The LORD is my shepherd, I lack nothing. He makes me lie down in green pastures, he leads me beside quiet waters, he refreshes my soul. He guides me along the right paths for his name’s sake. Even though I walk through the darkest valley, I will fear no evil, for you are with me; your rod and your staff, they comfort me. You prepare a table before me in the presence of my enemies. You anoint my head with oil; my cup overflows. Surely your goodness and love will follow me all the days of my life, and I will dwell in the house of the LORD forever. Psalm 23

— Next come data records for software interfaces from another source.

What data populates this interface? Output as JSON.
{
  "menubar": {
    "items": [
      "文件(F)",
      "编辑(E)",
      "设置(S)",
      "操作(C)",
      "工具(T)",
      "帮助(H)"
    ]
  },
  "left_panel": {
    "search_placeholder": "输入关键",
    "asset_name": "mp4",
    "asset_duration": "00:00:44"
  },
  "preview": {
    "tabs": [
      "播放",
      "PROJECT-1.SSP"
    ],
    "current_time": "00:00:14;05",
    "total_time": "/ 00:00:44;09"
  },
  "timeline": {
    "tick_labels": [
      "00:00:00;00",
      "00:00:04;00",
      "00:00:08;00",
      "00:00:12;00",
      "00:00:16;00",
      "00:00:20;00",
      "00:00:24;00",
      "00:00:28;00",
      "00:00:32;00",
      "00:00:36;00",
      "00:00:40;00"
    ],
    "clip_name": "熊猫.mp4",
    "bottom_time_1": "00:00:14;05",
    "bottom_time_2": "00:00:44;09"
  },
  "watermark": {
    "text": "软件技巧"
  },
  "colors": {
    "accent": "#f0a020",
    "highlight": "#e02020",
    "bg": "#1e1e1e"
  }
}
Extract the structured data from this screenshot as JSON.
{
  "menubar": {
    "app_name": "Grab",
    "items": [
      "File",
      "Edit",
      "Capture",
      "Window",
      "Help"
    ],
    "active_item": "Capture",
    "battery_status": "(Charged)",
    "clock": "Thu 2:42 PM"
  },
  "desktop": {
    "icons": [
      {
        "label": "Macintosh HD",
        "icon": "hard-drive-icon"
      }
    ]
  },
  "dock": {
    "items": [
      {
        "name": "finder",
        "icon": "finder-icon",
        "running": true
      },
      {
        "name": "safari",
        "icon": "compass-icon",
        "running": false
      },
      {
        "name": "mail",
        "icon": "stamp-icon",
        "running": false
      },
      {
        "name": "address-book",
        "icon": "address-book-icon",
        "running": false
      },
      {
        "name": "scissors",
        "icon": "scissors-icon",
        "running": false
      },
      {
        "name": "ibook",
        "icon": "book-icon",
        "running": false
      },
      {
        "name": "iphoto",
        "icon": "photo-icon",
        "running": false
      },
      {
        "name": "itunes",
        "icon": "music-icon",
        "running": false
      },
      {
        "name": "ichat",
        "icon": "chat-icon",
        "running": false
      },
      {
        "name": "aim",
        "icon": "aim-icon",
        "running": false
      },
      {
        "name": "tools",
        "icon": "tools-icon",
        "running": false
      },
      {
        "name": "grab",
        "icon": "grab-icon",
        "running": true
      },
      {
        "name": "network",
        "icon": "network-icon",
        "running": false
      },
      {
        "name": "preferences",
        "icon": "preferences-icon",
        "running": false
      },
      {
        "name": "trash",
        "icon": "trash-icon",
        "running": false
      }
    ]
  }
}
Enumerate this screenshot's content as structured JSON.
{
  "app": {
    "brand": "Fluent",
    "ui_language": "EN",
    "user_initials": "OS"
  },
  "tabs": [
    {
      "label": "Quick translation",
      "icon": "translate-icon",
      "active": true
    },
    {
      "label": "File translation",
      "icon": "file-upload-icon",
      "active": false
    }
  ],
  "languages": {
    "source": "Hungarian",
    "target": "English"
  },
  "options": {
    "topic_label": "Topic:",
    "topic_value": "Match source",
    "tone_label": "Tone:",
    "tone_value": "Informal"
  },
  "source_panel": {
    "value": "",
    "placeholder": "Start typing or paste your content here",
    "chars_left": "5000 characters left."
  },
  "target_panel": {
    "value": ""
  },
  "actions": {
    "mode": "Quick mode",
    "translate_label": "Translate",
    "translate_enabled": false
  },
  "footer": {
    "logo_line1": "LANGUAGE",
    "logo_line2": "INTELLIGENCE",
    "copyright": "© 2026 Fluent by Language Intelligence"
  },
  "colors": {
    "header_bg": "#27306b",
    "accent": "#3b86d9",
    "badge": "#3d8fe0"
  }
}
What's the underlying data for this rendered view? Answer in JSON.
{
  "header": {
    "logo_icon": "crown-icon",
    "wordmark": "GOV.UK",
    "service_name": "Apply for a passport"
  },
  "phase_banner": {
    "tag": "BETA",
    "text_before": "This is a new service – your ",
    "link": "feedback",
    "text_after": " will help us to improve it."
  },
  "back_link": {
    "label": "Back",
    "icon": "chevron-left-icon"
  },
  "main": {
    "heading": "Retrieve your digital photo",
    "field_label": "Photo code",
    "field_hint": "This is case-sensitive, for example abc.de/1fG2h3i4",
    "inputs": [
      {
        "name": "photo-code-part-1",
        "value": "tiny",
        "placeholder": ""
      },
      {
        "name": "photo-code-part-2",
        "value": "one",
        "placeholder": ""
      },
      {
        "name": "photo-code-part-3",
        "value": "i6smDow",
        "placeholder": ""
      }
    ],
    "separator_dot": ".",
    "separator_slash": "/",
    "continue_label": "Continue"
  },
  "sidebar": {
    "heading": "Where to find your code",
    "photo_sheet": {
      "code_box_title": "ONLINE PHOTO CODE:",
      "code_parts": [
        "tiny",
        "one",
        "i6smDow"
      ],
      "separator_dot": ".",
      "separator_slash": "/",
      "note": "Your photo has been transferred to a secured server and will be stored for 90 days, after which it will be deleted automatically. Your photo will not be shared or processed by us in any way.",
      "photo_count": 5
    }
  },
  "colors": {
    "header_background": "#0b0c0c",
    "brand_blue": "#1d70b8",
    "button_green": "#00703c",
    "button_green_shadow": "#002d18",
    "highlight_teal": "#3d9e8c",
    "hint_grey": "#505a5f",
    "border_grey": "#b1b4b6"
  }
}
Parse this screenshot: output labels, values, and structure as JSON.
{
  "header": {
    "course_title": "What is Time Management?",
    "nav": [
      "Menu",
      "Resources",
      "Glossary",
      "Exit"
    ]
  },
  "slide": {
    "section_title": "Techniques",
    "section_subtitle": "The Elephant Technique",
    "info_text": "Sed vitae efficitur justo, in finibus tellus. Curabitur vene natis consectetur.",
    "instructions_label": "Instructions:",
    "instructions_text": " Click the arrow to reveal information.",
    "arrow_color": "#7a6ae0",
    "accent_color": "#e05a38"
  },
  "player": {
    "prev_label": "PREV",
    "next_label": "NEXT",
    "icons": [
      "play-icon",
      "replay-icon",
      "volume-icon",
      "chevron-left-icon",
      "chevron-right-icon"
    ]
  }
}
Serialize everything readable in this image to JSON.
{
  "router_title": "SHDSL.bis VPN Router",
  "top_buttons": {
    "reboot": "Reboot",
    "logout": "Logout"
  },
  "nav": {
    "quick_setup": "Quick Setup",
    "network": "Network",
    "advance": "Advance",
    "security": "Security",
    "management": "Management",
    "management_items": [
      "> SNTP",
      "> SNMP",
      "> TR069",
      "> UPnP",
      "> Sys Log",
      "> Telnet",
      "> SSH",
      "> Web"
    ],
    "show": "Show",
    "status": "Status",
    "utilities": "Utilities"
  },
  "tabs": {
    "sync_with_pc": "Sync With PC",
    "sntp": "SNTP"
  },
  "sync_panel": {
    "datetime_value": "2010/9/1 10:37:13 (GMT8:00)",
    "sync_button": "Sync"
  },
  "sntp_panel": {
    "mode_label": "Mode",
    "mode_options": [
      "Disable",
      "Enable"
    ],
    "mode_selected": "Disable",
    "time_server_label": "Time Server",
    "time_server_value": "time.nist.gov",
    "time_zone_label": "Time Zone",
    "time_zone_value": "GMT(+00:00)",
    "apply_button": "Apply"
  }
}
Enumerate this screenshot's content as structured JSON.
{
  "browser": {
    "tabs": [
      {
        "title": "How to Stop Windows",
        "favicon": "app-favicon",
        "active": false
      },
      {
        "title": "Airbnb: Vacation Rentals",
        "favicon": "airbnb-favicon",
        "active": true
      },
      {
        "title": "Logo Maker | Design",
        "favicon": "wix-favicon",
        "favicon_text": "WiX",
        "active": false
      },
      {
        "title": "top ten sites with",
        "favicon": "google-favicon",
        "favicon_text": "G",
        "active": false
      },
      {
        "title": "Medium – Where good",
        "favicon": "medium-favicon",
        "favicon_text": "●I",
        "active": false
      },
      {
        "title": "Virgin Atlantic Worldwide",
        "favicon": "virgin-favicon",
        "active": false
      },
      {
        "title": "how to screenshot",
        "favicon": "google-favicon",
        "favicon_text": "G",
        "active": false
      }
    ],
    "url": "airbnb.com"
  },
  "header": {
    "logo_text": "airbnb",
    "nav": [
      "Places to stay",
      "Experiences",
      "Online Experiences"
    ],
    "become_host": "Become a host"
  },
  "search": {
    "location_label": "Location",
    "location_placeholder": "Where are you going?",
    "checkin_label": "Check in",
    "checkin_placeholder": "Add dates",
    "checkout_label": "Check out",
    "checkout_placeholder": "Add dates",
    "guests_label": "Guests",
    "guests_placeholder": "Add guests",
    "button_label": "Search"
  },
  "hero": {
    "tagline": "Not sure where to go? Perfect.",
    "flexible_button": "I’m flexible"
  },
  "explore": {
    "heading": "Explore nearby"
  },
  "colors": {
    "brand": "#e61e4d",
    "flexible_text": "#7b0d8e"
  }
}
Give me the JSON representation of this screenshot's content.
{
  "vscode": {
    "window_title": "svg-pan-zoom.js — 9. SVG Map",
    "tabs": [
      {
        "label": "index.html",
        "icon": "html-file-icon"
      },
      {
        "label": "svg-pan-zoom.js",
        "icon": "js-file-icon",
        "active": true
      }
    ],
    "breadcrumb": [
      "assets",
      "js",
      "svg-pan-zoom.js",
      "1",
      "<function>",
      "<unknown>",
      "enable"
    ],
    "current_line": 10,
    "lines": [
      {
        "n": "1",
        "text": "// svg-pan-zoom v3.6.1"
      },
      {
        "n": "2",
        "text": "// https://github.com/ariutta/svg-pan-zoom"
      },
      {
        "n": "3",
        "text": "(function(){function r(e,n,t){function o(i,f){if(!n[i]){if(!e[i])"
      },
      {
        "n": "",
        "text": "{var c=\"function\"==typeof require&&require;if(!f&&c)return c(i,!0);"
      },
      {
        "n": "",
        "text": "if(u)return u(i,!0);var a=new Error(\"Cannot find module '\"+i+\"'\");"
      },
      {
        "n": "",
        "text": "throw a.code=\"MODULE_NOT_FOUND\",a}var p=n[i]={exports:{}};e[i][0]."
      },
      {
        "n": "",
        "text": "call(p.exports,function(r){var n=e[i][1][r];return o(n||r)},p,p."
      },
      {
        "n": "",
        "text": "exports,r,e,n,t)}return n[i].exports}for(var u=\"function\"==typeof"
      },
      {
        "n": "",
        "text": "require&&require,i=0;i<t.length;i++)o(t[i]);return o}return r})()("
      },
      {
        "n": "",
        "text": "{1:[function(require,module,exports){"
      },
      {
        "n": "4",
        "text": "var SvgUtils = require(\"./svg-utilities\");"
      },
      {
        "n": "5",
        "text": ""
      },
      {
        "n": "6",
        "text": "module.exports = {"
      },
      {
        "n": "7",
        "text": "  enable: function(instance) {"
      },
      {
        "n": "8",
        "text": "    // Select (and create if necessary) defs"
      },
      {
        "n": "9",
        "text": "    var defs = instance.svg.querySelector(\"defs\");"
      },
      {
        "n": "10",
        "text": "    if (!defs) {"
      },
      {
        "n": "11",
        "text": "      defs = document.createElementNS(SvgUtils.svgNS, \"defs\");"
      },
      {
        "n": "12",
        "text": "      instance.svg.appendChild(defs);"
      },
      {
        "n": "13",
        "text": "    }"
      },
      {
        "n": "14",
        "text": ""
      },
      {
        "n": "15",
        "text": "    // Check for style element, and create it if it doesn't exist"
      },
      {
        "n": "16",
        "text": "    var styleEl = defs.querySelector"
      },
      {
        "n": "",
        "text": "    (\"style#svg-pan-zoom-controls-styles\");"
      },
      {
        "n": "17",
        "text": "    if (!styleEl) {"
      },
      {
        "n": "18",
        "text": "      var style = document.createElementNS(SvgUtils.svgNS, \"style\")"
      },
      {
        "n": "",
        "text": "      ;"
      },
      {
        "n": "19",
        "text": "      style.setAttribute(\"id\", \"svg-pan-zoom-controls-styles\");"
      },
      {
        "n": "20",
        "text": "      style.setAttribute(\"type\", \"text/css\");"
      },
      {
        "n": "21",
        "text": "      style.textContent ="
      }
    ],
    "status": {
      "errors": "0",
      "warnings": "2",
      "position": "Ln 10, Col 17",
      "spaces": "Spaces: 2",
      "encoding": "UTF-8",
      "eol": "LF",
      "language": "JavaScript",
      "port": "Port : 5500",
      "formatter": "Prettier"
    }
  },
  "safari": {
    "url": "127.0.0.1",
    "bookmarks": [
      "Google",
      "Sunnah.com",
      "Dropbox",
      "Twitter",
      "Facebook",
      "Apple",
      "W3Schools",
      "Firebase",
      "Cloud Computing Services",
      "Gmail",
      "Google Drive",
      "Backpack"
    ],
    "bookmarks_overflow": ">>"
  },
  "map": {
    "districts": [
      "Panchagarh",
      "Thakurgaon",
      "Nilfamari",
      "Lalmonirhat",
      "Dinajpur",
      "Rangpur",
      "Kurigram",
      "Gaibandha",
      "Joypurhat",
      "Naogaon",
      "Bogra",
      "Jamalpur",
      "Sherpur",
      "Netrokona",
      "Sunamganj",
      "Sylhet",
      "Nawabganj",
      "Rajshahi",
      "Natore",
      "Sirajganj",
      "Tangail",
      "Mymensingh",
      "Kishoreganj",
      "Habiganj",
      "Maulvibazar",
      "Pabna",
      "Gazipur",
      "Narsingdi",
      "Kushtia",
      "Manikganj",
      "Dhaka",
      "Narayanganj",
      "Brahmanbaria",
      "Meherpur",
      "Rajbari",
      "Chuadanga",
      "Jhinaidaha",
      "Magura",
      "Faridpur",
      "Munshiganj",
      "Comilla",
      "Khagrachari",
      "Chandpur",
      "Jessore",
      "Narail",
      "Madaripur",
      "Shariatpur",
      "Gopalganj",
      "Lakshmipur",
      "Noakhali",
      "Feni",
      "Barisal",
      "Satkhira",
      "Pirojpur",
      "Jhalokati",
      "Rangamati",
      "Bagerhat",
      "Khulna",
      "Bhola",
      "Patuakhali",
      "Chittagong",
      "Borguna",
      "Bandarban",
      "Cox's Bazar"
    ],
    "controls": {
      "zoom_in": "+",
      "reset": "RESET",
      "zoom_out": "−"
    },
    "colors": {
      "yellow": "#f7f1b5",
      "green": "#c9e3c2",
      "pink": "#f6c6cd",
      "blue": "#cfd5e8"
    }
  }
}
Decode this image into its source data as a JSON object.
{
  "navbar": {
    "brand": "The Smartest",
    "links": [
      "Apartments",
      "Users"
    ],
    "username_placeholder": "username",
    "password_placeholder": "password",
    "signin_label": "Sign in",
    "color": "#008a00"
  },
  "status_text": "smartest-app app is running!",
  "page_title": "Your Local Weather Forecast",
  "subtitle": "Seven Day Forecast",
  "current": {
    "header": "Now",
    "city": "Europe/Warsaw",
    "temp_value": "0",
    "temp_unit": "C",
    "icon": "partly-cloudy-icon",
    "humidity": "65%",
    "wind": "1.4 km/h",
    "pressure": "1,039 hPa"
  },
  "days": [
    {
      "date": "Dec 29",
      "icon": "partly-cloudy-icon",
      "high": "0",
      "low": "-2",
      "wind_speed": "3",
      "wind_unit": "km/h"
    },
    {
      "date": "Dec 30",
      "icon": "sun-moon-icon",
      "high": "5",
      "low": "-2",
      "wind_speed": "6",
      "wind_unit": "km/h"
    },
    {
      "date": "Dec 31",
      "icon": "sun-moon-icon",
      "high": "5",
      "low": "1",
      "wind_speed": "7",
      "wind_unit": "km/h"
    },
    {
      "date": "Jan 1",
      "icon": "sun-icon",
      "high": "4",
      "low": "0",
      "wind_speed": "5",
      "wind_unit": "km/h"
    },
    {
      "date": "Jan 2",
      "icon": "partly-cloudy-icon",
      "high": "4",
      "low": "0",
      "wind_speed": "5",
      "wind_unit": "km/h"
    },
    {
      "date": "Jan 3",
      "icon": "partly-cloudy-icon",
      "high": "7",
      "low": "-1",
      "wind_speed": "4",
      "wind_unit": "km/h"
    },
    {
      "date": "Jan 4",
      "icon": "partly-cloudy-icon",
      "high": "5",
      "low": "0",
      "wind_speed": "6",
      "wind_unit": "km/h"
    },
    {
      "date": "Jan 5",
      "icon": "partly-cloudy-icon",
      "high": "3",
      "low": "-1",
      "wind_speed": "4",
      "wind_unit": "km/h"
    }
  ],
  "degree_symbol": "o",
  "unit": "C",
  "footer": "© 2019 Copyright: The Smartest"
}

I know some people who say that they don’t need to go to church, because they can spend Sunday mornings outside in nature to worship God. This Sunday morning, I wasn’t exactly worshipping God. It was more like praying for my life. When I called to ask some questions about which whitewater trip would be appropriate for our family, the guide at told me that they had a 100% safety rating. That was in response to my concerns about getting my foot caught in a rock and drowning. “We’ve never lost anyone yet,” he said cheerfully. Knowing youngest son and M. would prefer more than just a float trip, I signed us up for the four hour river trip on class three and four rapids which was for all levels of experience, but restricted to people 12 and up. If a 12 year old can do it, I can, I thought. On Thursday, they called me and asked if we could change our trip date. “They are only opening the dam on Saturday and Sunday and we want you to have the best adventure so can you move to Sunday from Monday?” What if I don’t want them to open the dam, I wondered, but hesitantly agreed. I woke up this morning with a nervous stomach, but upon arrival at the company headquarters was relieved to really find a 12 year old on the trip. We drove down to the Green River and watched as they unloaded the inflatable kayaks. One for each of us. We had each been fitted with a life vest and a helmet and after a brief demonstration including the admonition that if we fell out of the boat we should point our feet downstream and with toes up, float along until the guide could bring our boat back to us and help us in. We each climbed into a kayak and off we went downstream in the rushing water. There were lots of rocks, but youngest son had given me some instruction on how to look for the places between the rocks so I was doing pretty well and my confidence growing when the guides motioned for us all to pull over into a calm area for more instruction. Ahead were our first real rapids. Not, just rushing water, but a “slide” down some rocks. From where we sat in our kayaks, it actually looked like the guide demonstrating the route just fell off the earth as he disappeared from view. Did I say that not only am I afraid of drowning, but falling? I watched one after another the rest of the group went forward and then, it was my turn. I said a few four letter words as I went over, but it wasn’t as bad as I thought and we continued downstream. The guides were great, shouting encouragement and advice. They helped to make it fun and a little easier. That’s how the morning progressed, some easier paddling in calmer areas, then, through rocks and fast moving water, a stop for instruction and then, another race over a falls or rock formation. It was exhilarating and exhausting at the same time. At one point, we had to get out of the kayaks and drag them over some rocks because that portion of the river was too dangerous for us to navigate. Everyone else was having a great time, but after three hours, I was regretting the decision to take the four hour trip as my arms were killing me. Then, in a place where we were to go right, I missed the turn and went left over some rushing rapids and out of the boat. Everything I had been taught left my mind as I scrambled to stand up. When I couldn’t touch the bottom, I remembered to float, but was headed downstream back first instead of feet first. I finally got turned around, but not before scrapping my knee, legs and hands up pretty bad. My wedding ring even took a beating. The guide helped me back in my boat, but if I could have stopped then, I would have. I had no strength left to continue on. My paddling got worse with fatigue, and I bounced from one bank to another. Then, I got caught under some low hanging tree branches and lost my paddle. Fortunately, I could stand up and was able to get back into the boat on my own, but I sat there hanging on to a tree branch, wishing I could finish the trip in a hurry. I got my wish as I lost my grip on the tree and shot out into the river with no paddle. I raced past the guide who had retrieved my paddle and was coming to help me. He hurried to catch up with me, grabbed my kayak, pulled me to shore and said, “Would you be opposed to letting me tie your kayak to mine? You look like you have had enough.” I agreed thankfully and while, the rest of the trip wasn’t a piece of cake, I still had to sit up and be watchful, I finished the journey following closely behind him as he expertly maneuvered both our kayaks through the rapids and safely to the place where we were to get out of the river. Was the river trip fun? Some parts. Would I do it again? No way! But, here’s what I learned in addition to the fact that some people are made for whitewater kayaking and some to sit on the porch and watch hummingbirds. It is important in any journey to have a guide. Someone who can advise you on what is ahead. Someone to applaud your achievements. And someone to tow you home when you can’t move one more inch. I was thankful for my whitewater guide today, but even more thankful that I always have God. Even when I am too frightened and worn to ask for help, He will carry me through.